• [Action item]:
Every line containing "fstream" should be copied out. Go through the entries and find them.

• [Material supplied]:
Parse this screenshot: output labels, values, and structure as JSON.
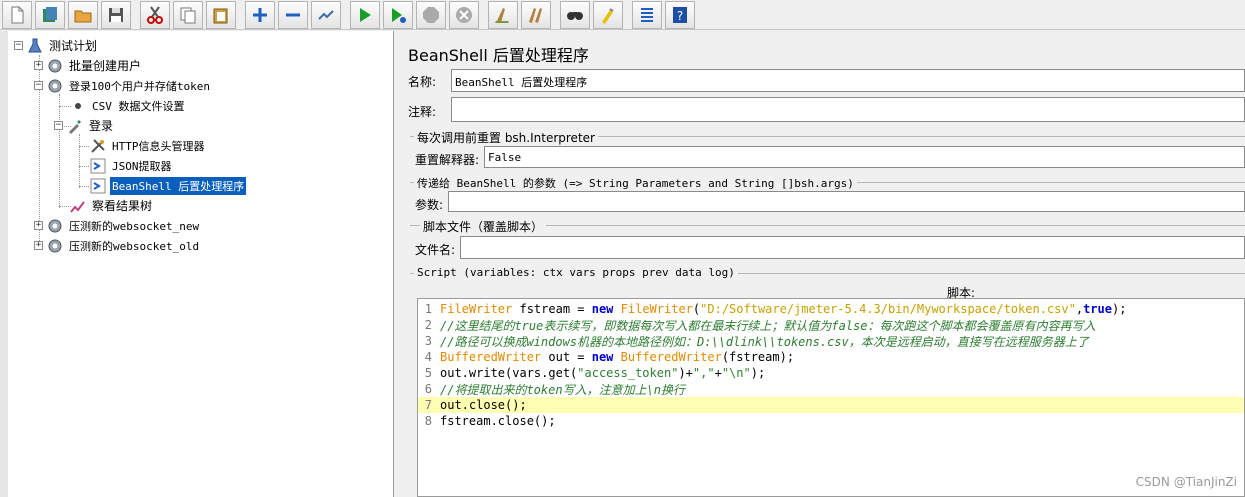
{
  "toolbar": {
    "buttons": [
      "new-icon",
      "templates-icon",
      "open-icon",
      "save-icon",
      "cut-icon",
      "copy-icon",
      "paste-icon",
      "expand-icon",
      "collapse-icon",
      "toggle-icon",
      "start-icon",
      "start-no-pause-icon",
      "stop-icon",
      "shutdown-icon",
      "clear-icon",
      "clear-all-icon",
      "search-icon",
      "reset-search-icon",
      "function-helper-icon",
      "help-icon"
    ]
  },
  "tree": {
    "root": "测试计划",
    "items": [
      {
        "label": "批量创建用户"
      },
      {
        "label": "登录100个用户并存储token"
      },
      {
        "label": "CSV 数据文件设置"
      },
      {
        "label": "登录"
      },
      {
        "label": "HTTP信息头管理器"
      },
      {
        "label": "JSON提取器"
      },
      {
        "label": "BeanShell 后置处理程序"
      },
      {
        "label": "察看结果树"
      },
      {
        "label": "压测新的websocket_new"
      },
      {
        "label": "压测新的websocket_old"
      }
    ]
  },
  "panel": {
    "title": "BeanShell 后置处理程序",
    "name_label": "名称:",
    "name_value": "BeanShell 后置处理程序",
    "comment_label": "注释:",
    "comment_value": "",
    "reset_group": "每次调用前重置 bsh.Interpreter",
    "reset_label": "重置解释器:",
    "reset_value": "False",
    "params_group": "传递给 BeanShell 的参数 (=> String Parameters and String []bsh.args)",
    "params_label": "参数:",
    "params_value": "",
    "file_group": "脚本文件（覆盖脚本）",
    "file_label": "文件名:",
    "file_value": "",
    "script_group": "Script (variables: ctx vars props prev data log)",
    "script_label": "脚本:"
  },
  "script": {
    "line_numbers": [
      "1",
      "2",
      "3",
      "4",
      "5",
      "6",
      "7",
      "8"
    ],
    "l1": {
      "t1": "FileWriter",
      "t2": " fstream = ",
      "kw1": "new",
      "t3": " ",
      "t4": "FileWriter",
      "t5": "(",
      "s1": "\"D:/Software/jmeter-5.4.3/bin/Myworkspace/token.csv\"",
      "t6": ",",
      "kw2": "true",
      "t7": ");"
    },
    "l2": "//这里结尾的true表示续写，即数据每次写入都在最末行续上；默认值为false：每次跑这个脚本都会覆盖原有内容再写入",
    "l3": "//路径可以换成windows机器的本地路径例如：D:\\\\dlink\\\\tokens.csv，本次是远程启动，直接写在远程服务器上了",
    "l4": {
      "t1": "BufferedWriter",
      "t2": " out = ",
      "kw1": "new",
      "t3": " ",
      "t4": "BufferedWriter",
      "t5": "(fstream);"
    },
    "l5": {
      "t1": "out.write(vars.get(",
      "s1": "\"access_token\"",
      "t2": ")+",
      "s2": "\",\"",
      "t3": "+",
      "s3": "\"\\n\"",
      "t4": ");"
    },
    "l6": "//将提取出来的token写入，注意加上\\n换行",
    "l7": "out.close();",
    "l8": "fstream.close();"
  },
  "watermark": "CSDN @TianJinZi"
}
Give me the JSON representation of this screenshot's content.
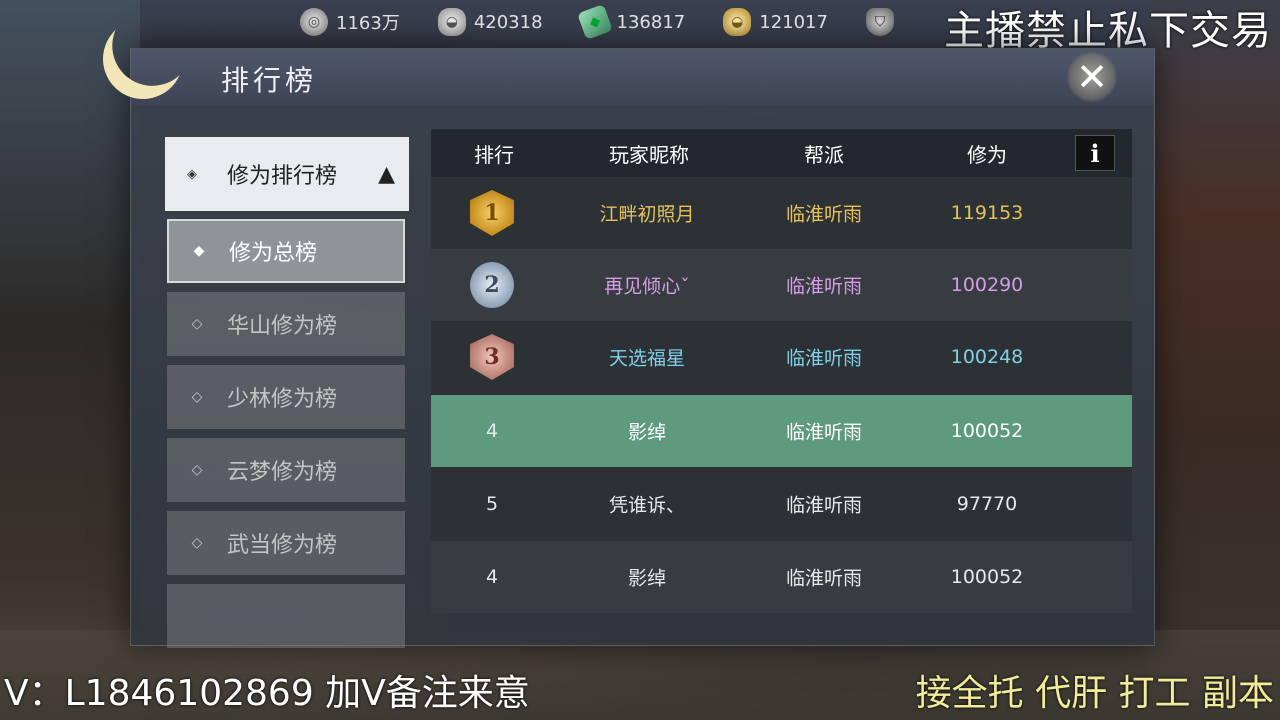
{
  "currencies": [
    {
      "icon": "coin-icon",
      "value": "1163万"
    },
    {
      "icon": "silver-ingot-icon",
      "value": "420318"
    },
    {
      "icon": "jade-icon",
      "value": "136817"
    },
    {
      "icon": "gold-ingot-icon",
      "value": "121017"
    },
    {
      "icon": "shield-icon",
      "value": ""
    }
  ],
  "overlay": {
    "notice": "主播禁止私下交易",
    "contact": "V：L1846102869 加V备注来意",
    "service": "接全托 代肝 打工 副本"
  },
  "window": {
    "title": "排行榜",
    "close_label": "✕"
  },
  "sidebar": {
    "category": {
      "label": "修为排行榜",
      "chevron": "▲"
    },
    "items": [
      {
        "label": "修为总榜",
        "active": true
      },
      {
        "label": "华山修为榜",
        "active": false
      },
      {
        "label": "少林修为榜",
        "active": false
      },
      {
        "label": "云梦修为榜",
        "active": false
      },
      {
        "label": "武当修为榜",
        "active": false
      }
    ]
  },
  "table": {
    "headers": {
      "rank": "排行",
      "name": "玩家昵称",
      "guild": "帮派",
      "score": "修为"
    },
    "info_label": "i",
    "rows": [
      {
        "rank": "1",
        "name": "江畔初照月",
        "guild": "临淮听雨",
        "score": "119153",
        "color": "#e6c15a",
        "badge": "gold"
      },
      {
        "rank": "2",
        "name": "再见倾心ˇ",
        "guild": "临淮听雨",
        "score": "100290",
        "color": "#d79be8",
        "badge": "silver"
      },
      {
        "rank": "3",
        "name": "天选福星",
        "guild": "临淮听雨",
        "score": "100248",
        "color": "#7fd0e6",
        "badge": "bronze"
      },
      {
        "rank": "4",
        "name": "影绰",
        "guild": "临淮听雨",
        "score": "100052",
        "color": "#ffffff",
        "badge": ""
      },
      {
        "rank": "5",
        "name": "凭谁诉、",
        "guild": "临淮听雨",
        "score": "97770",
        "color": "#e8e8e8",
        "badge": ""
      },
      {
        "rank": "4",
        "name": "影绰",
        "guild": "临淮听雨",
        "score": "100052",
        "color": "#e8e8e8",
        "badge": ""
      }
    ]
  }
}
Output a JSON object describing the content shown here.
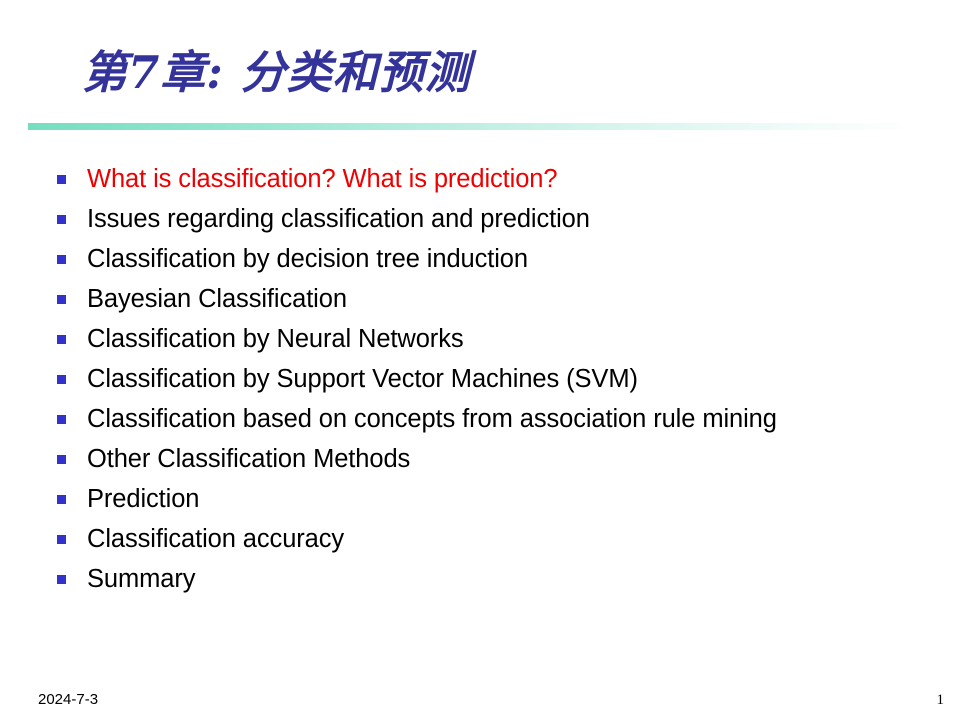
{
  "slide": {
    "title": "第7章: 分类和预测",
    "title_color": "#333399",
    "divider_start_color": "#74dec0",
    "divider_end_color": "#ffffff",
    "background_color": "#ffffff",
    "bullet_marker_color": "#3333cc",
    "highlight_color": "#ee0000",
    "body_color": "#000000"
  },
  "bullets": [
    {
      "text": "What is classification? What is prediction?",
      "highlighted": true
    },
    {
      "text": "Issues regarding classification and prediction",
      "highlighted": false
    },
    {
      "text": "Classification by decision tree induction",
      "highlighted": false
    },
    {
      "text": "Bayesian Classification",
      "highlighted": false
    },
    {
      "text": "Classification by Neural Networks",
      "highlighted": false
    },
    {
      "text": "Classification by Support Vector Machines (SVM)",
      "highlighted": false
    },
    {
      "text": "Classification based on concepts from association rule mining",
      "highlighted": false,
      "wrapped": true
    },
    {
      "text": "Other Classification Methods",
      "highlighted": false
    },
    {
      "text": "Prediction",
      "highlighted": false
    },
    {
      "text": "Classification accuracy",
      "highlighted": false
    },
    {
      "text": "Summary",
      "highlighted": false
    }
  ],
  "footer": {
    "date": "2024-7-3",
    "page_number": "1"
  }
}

• [Solution for this exercise]:
      "t2": " fstream = ",
      "t5": "(fstream);"
    "l8": "fstream.close();"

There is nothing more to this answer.